> **WORK INSTRUCTION**: Would you copy out the following entries exactly, without any of the pictures?

(Page and application data records)
================

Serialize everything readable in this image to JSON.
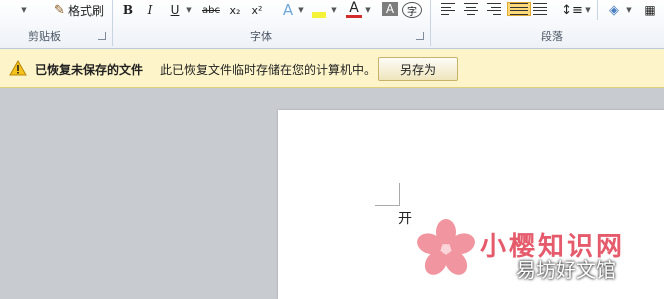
{
  "ribbon": {
    "format_painter_label": "格式刷",
    "groups": {
      "clipboard": "剪贴板",
      "font": "字体",
      "paragraph": "段落"
    },
    "font_buttons": {
      "bold": "B",
      "italic": "I",
      "underline": "U",
      "strikethrough": "abc",
      "subscript": "x₂",
      "superscript": "x²",
      "text_effect": "A",
      "font_color": "A",
      "char_shading": "A",
      "enclose": "字"
    }
  },
  "message_bar": {
    "title": "已恢复未保存的文件",
    "text": "此已恢复文件临时存储在您的计算机中。",
    "button": "另存为"
  },
  "document": {
    "text": "开"
  },
  "watermark": {
    "title": "小樱知识网",
    "subtitle": "易坊好文馆"
  },
  "colors": {
    "accent_highlight": "#fcd97a",
    "font_color_red": "#d22b2b",
    "watermark_pink": "#e55b6c"
  }
}
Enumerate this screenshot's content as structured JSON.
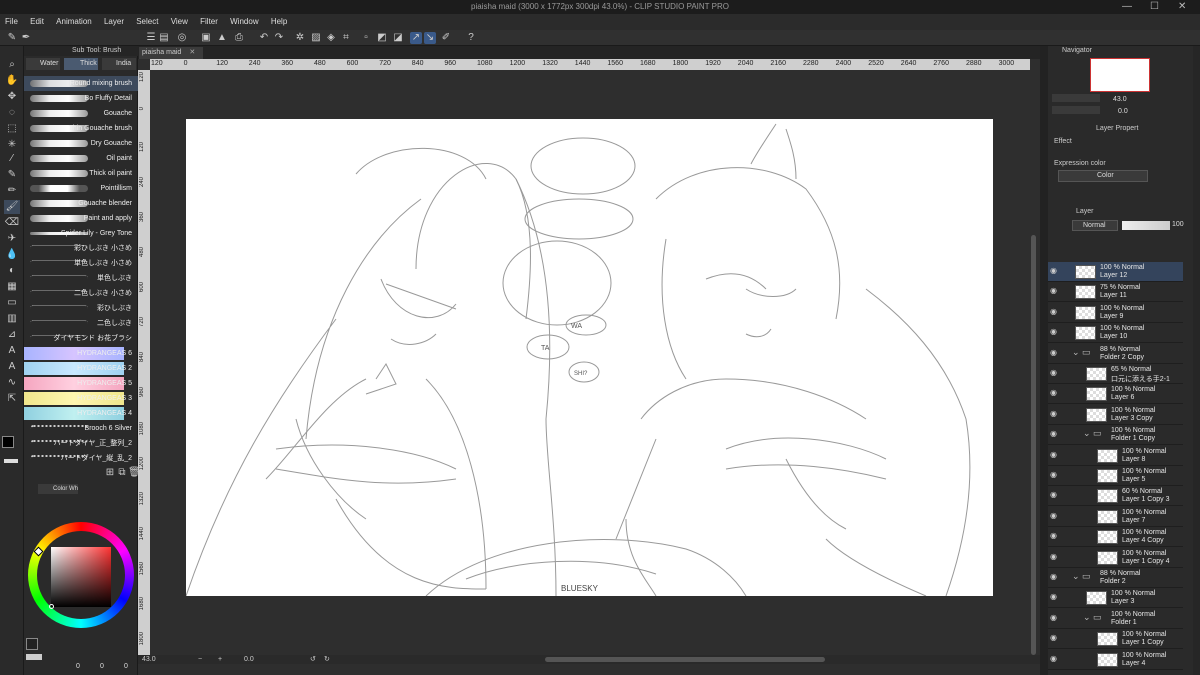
{
  "window": {
    "title": "piaisha maid (3000 x 1772px 300dpi 43.0%) - CLIP STUDIO PAINT PRO",
    "minimize": "—",
    "maximize": "☐",
    "close": "✕"
  },
  "menu": [
    "File",
    "Edit",
    "Animation",
    "Layer",
    "Select",
    "View",
    "Filter",
    "Window",
    "Help"
  ],
  "subtool": {
    "header": "Sub Tool: Brush",
    "tabs": [
      "Water",
      "Thick",
      "India"
    ],
    "brushes": [
      "Round mixing brush",
      "Bo Fluffy Detail",
      "Gouache",
      "Thin Gouache brush",
      "Dry Gouache",
      "Oil paint",
      "Thick oil paint",
      "Pointillism",
      "Gouache blender",
      "Paint and apply",
      "Spider Lily - Grey Tone",
      "彩ひしぶき 小さめ",
      "単色しぶき 小さめ",
      "単色しぶき",
      "二色しぶき 小さめ",
      "彩ひしぶき",
      "二色しぶき",
      "ダイヤモンド お花ブラシ",
      "HYDRANGEAS 6",
      "HYDRANGEAS 2",
      "HYDRANGEAS 5",
      "HYDRANGEAS 3",
      "HYDRANGEAS 4",
      "Brooch 6 Silver",
      "ハートダイヤ_正_整列_2",
      "ハートダイヤ_縦_乱_2"
    ]
  },
  "color_panel": {
    "tab": "Color Wh",
    "accent": "#ff3333",
    "footer_vals": [
      "0",
      "0",
      "0"
    ]
  },
  "document": {
    "tab": "piaisha maid"
  },
  "rulers": {
    "h": [
      "120",
      "0",
      "120",
      "240",
      "360",
      "480",
      "600",
      "720",
      "840",
      "960",
      "1080",
      "1200",
      "1320",
      "1440",
      "1560",
      "1680",
      "1800",
      "1920",
      "2040",
      "2160",
      "2280",
      "2400",
      "2520",
      "2640",
      "2760",
      "2880",
      "3000"
    ],
    "v": [
      "120",
      "0",
      "120",
      "240",
      "360",
      "480",
      "600",
      "720",
      "840",
      "960",
      "1080",
      "1200",
      "1320",
      "1440",
      "1560",
      "1680",
      "1800"
    ]
  },
  "canvas": {
    "speech": [
      "WA",
      "TA",
      "SHI?"
    ],
    "signature": "BLUESKY"
  },
  "status": {
    "zoom": "43.0",
    "angle": "0.0"
  },
  "navigator": {
    "tab": "Navigator",
    "zoom": "43.0",
    "angle": "0.0"
  },
  "layer_props": {
    "tab": "Layer Propert",
    "effect": "Effect",
    "expression_label": "Expression color",
    "expression_value": "Color"
  },
  "layer_panel": {
    "tab": "Layer",
    "blend": "Normal",
    "opacity": "100"
  },
  "layers": [
    {
      "type": "layer",
      "pct": "100 % Normal",
      "name": "Layer 12",
      "indent": 0,
      "selected": true
    },
    {
      "type": "layer",
      "pct": "75 % Normal",
      "name": "Layer 11",
      "indent": 0
    },
    {
      "type": "layer",
      "pct": "100 % Normal",
      "name": "Layer 9",
      "indent": 0
    },
    {
      "type": "layer",
      "pct": "100 % Normal",
      "name": "Layer 10",
      "indent": 0
    },
    {
      "type": "folder",
      "pct": "88 % Normal",
      "name": "Folder 2 Copy",
      "indent": 0
    },
    {
      "type": "layer",
      "pct": "65 % Normal",
      "name": "口元に添える手2-1",
      "indent": 1
    },
    {
      "type": "layer",
      "pct": "100 % Normal",
      "name": "Layer 6",
      "indent": 1
    },
    {
      "type": "layer",
      "pct": "100 % Normal",
      "name": "Layer 3 Copy",
      "indent": 1
    },
    {
      "type": "folder",
      "pct": "100 % Normal",
      "name": "Folder 1 Copy",
      "indent": 1
    },
    {
      "type": "layer",
      "pct": "100 % Normal",
      "name": "Layer 8",
      "indent": 2
    },
    {
      "type": "layer",
      "pct": "100 % Normal",
      "name": "Layer 5",
      "indent": 2
    },
    {
      "type": "layer",
      "pct": "60 % Normal",
      "name": "Layer 1 Copy 3",
      "indent": 2
    },
    {
      "type": "layer",
      "pct": "100 % Normal",
      "name": "Layer 7",
      "indent": 2
    },
    {
      "type": "layer",
      "pct": "100 % Normal",
      "name": "Layer 4 Copy",
      "indent": 2
    },
    {
      "type": "layer",
      "pct": "100 % Normal",
      "name": "Layer 1 Copy 4",
      "indent": 2
    },
    {
      "type": "folder",
      "pct": "88 % Normal",
      "name": "Folder 2",
      "indent": 0
    },
    {
      "type": "layer",
      "pct": "100 % Normal",
      "name": "Layer 3",
      "indent": 1
    },
    {
      "type": "folder",
      "pct": "100 % Normal",
      "name": "Folder 1",
      "indent": 1
    },
    {
      "type": "layer",
      "pct": "100 % Normal",
      "name": "Layer 1 Copy",
      "indent": 2
    },
    {
      "type": "layer",
      "pct": "100 % Normal",
      "name": "Layer 4",
      "indent": 2
    }
  ],
  "icons": {
    "tools": [
      "magnifier-icon",
      "hand-icon",
      "move-icon",
      "lasso-icon",
      "select-icon",
      "eyedropper-icon",
      "pen-icon",
      "pencil-icon",
      "brush-icon",
      "airbrush-icon",
      "eraser-icon",
      "blend-icon",
      "fill-icon",
      "gradient-icon",
      "figure-icon",
      "frame-icon",
      "ruler-icon",
      "text-icon",
      "balloon-icon",
      "line-icon",
      "correct-icon"
    ]
  }
}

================

> **ANSWER BOX**:
Serialize everything readable in this image to JSON.
{
  "ribbon": {
    "format_painter_label": "格式刷",
    "groups": {
      "clipboard": "剪贴板",
      "font": "字体",
      "paragraph": "段落"
    },
    "font_buttons": {
      "bold": "B",
      "italic": "I",
      "underline": "U",
      "strikethrough": "abc",
      "subscript": "x₂",
      "superscript": "x²",
      "text_effect": "A",
      "font_color": "A",
      "char_shading": "A",
      "enclose": "字"
    }
  },
  "message_bar": {
    "title": "已恢复未保存的文件",
    "text": "此已恢复文件临时存储在您的计算机中。",
    "button": "另存为"
  },
  "document": {
    "text": "开"
  },
  "watermark": {
    "title": "小樱知识网",
    "subtitle": "易坊好文馆"
  },
  "colors": {
    "accent_highlight": "#fcd97a",
    "font_color_red": "#d22b2b",
    "watermark_pink": "#e55b6c"
  }
}
Enumerate this screenshot's content as structured JSON.
{
  "window": {
    "title": "piaisha maid (3000 x 1772px 300dpi 43.0%) - CLIP STUDIO PAINT PRO",
    "minimize": "—",
    "maximize": "☐",
    "close": "✕"
  },
  "menu": [
    "File",
    "Edit",
    "Animation",
    "Layer",
    "Select",
    "View",
    "Filter",
    "Window",
    "Help"
  ],
  "subtool": {
    "header": "Sub Tool: Brush",
    "tabs": [
      "Water",
      "Thick",
      "India"
    ],
    "brushes": [
      "Round mixing brush",
      "Bo Fluffy Detail",
      "Gouache",
      "Thin Gouache brush",
      "Dry Gouache",
      "Oil paint",
      "Thick oil paint",
      "Pointillism",
      "Gouache blender",
      "Paint and apply",
      "Spider Lily - Grey Tone",
      "彩ひしぶき 小さめ",
      "単色しぶき 小さめ",
      "単色しぶき",
      "二色しぶき 小さめ",
      "彩ひしぶき",
      "二色しぶき",
      "ダイヤモンド お花ブラシ",
      "HYDRANGEAS 6",
      "HYDRANGEAS 2",
      "HYDRANGEAS 5",
      "HYDRANGEAS 3",
      "HYDRANGEAS 4",
      "Brooch 6 Silver",
      "ハートダイヤ_正_整列_2",
      "ハートダイヤ_縦_乱_2"
    ]
  },
  "color_panel": {
    "tab": "Color Wh",
    "accent": "#ff3333",
    "footer_vals": [
      "0",
      "0",
      "0"
    ]
  },
  "document": {
    "tab": "piaisha maid"
  },
  "rulers": {
    "h": [
      "120",
      "0",
      "120",
      "240",
      "360",
      "480",
      "600",
      "720",
      "840",
      "960",
      "1080",
      "1200",
      "1320",
      "1440",
      "1560",
      "1680",
      "1800",
      "1920",
      "2040",
      "2160",
      "2280",
      "2400",
      "2520",
      "2640",
      "2760",
      "2880",
      "3000"
    ],
    "v": [
      "120",
      "0",
      "120",
      "240",
      "360",
      "480",
      "600",
      "720",
      "840",
      "960",
      "1080",
      "1200",
      "1320",
      "1440",
      "1560",
      "1680",
      "1800"
    ]
  },
  "canvas": {
    "speech": [
      "WA",
      "TA",
      "SHI?"
    ],
    "signature": "BLUESKY"
  },
  "status": {
    "zoom": "43.0",
    "angle": "0.0"
  },
  "navigator": {
    "tab": "Navigator",
    "zoom": "43.0",
    "angle": "0.0"
  },
  "layer_props": {
    "tab": "Layer Propert",
    "effect": "Effect",
    "expression_label": "Expression color",
    "expression_value": "Color"
  },
  "layer_panel": {
    "tab": "Layer",
    "blend": "Normal",
    "opacity": "100"
  },
  "layers": [
    {
      "type": "layer",
      "pct": "100 % Normal",
      "name": "Layer 12",
      "indent": 0,
      "selected": true
    },
    {
      "type": "layer",
      "pct": "75 % Normal",
      "name": "Layer 11",
      "indent": 0
    },
    {
      "type": "layer",
      "pct": "100 % Normal",
      "name": "Layer 9",
      "indent": 0
    },
    {
      "type": "layer",
      "pct": "100 % Normal",
      "name": "Layer 10",
      "indent": 0
    },
    {
      "type": "folder",
      "pct": "88 % Normal",
      "name": "Folder 2 Copy",
      "indent": 0
    },
    {
      "type": "layer",
      "pct": "65 % Normal",
      "name": "口元に添える手2-1",
      "indent": 1
    },
    {
      "type": "layer",
      "pct": "100 % Normal",
      "name": "Layer 6",
      "indent": 1
    },
    {
      "type": "layer",
      "pct": "100 % Normal",
      "name": "Layer 3 Copy",
      "indent": 1
    },
    {
      "type": "folder",
      "pct": "100 % Normal",
      "name": "Folder 1 Copy",
      "indent": 1
    },
    {
      "type": "layer",
      "pct": "100 % Normal",
      "name": "Layer 8",
      "indent": 2
    },
    {
      "type": "layer",
      "pct": "100 % Normal",
      "name": "Layer 5",
      "indent": 2
    },
    {
      "type": "layer",
      "pct": "60 % Normal",
      "name": "Layer 1 Copy 3",
      "indent": 2
    },
    {
      "type": "layer",
      "pct": "100 % Normal",
      "name": "Layer 7",
      "indent": 2
    },
    {
      "type": "layer",
      "pct": "100 % Normal",
      "name": "Layer 4 Copy",
      "indent": 2
    },
    {
      "type": "layer",
      "pct": "100 % Normal",
      "name": "Layer 1 Copy 4",
      "indent": 2
    },
    {
      "type": "folder",
      "pct": "88 % Normal",
      "name": "Folder 2",
      "indent": 0
    },
    {
      "type": "layer",
      "pct": "100 % Normal",
      "name": "Layer 3",
      "indent": 1
    },
    {
      "type": "folder",
      "pct": "100 % Normal",
      "name": "Folder 1",
      "indent": 1
    },
    {
      "type": "layer",
      "pct": "100 % Normal",
      "name": "Layer 1 Copy",
      "indent": 2
    },
    {
      "type": "layer",
      "pct": "100 % Normal",
      "name": "Layer 4",
      "indent": 2
    }
  ],
  "icons": {
    "tools": [
      "magnifier-icon",
      "hand-icon",
      "move-icon",
      "lasso-icon",
      "select-icon",
      "eyedropper-icon",
      "pen-icon",
      "pencil-icon",
      "brush-icon",
      "airbrush-icon",
      "eraser-icon",
      "blend-icon",
      "fill-icon",
      "gradient-icon",
      "figure-icon",
      "frame-icon",
      "ruler-icon",
      "text-icon",
      "balloon-icon",
      "line-icon",
      "correct-icon"
    ]
  }
}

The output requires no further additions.